- **Excerpted records**:
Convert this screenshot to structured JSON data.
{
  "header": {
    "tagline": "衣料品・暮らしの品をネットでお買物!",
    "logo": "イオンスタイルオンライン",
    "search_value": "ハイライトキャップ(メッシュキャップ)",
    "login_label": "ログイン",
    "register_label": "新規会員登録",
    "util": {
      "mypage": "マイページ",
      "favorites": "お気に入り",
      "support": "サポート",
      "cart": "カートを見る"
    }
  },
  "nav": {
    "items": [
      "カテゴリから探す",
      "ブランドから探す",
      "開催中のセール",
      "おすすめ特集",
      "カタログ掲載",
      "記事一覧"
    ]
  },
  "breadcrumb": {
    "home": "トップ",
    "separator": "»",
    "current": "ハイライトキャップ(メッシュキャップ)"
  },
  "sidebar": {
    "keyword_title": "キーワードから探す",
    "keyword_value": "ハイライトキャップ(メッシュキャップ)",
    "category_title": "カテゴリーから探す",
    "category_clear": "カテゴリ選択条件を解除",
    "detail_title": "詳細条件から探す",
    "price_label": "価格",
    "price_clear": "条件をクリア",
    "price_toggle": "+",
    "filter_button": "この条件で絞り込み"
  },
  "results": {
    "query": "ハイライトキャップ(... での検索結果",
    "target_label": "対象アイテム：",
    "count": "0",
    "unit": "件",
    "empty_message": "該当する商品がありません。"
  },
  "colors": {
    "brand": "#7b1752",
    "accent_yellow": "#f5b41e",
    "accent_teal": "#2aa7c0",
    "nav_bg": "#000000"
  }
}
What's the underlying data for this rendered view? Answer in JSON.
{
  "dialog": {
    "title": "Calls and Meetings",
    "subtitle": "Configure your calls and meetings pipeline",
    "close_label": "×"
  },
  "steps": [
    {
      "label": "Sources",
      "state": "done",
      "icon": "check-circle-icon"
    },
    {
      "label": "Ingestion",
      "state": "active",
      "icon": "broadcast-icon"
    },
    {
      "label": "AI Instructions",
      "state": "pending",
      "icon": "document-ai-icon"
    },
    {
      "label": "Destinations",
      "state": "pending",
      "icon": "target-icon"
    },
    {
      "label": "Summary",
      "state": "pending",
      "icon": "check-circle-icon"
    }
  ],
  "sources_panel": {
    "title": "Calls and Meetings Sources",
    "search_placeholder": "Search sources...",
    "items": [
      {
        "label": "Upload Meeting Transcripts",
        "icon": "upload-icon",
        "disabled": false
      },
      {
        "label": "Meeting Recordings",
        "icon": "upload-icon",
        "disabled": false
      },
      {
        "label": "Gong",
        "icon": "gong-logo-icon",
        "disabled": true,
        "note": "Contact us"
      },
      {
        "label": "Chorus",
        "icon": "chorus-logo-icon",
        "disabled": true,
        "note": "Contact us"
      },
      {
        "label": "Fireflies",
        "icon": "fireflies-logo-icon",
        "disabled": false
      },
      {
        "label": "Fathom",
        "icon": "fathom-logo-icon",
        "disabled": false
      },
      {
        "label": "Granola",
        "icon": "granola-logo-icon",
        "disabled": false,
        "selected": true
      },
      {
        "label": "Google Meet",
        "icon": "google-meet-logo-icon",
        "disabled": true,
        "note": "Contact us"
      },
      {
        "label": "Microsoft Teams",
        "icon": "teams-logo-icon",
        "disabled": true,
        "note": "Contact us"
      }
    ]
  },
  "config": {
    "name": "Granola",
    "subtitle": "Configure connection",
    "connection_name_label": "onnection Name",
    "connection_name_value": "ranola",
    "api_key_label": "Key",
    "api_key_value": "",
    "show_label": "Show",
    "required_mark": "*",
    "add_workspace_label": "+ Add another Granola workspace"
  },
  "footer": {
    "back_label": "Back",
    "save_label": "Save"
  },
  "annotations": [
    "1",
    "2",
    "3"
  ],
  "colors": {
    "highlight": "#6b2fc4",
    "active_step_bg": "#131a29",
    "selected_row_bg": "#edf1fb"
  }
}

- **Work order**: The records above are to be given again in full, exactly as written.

- **Written response**:
Convert this screenshot to structured JSON data.
{
  "header": {
    "tagline": "衣料品・暮らしの品をネットでお買物!",
    "logo": "イオンスタイルオンライン",
    "search_value": "ハイライトキャップ(メッシュキャップ)",
    "login_label": "ログイン",
    "register_label": "新規会員登録",
    "util": {
      "mypage": "マイページ",
      "favorites": "お気に入り",
      "support": "サポート",
      "cart": "カートを見る"
    }
  },
  "nav": {
    "items": [
      "カテゴリから探す",
      "ブランドから探す",
      "開催中のセール",
      "おすすめ特集",
      "カタログ掲載",
      "記事一覧"
    ]
  },
  "breadcrumb": {
    "home": "トップ",
    "separator": "»",
    "current": "ハイライトキャップ(メッシュキャップ)"
  },
  "sidebar": {
    "keyword_title": "キーワードから探す",
    "keyword_value": "ハイライトキャップ(メッシュキャップ)",
    "category_title": "カテゴリーから探す",
    "category_clear": "カテゴリ選択条件を解除",
    "detail_title": "詳細条件から探す",
    "price_label": "価格",
    "price_clear": "条件をクリア",
    "price_toggle": "+",
    "filter_button": "この条件で絞り込み"
  },
  "results": {
    "query": "ハイライトキャップ(... での検索結果",
    "target_label": "対象アイテム：",
    "count": "0",
    "unit": "件",
    "empty_message": "該当する商品がありません。"
  },
  "colors": {
    "brand": "#7b1752",
    "accent_yellow": "#f5b41e",
    "accent_teal": "#2aa7c0",
    "nav_bg": "#000000"
  }
}
What's the underlying data for this rendered view? Answer in JSON.
{
  "dialog": {
    "title": "Calls and Meetings",
    "subtitle": "Configure your calls and meetings pipeline",
    "close_label": "×"
  },
  "steps": [
    {
      "label": "Sources",
      "state": "done",
      "icon": "check-circle-icon"
    },
    {
      "label": "Ingestion",
      "state": "active",
      "icon": "broadcast-icon"
    },
    {
      "label": "AI Instructions",
      "state": "pending",
      "icon": "document-ai-icon"
    },
    {
      "label": "Destinations",
      "state": "pending",
      "icon": "target-icon"
    },
    {
      "label": "Summary",
      "state": "pending",
      "icon": "check-circle-icon"
    }
  ],
  "sources_panel": {
    "title": "Calls and Meetings Sources",
    "search_placeholder": "Search sources...",
    "items": [
      {
        "label": "Upload Meeting Transcripts",
        "icon": "upload-icon",
        "disabled": false
      },
      {
        "label": "Meeting Recordings",
        "icon": "upload-icon",
        "disabled": false
      },
      {
        "label": "Gong",
        "icon": "gong-logo-icon",
        "disabled": true,
        "note": "Contact us"
      },
      {
        "label": "Chorus",
        "icon": "chorus-logo-icon",
        "disabled": true,
        "note": "Contact us"
      },
      {
        "label": "Fireflies",
        "icon": "fireflies-logo-icon",
        "disabled": false
      },
      {
        "label": "Fathom",
        "icon": "fathom-logo-icon",
        "disabled": false
      },
      {
        "label": "Granola",
        "icon": "granola-logo-icon",
        "disabled": false,
        "selected": true
      },
      {
        "label": "Google Meet",
        "icon": "google-meet-logo-icon",
        "disabled": true,
        "note": "Contact us"
      },
      {
        "label": "Microsoft Teams",
        "icon": "teams-logo-icon",
        "disabled": true,
        "note": "Contact us"
      }
    ]
  },
  "config": {
    "name": "Granola",
    "subtitle": "Configure connection",
    "connection_name_label": "onnection Name",
    "connection_name_value": "ranola",
    "api_key_label": "Key",
    "api_key_value": "",
    "show_label": "Show",
    "required_mark": "*",
    "add_workspace_label": "+ Add another Granola workspace"
  },
  "footer": {
    "back_label": "Back",
    "save_label": "Save"
  },
  "annotations": [
    "1",
    "2",
    "3"
  ],
  "colors": {
    "highlight": "#6b2fc4",
    "active_step_bg": "#131a29",
    "selected_row_bg": "#edf1fb"
  }
}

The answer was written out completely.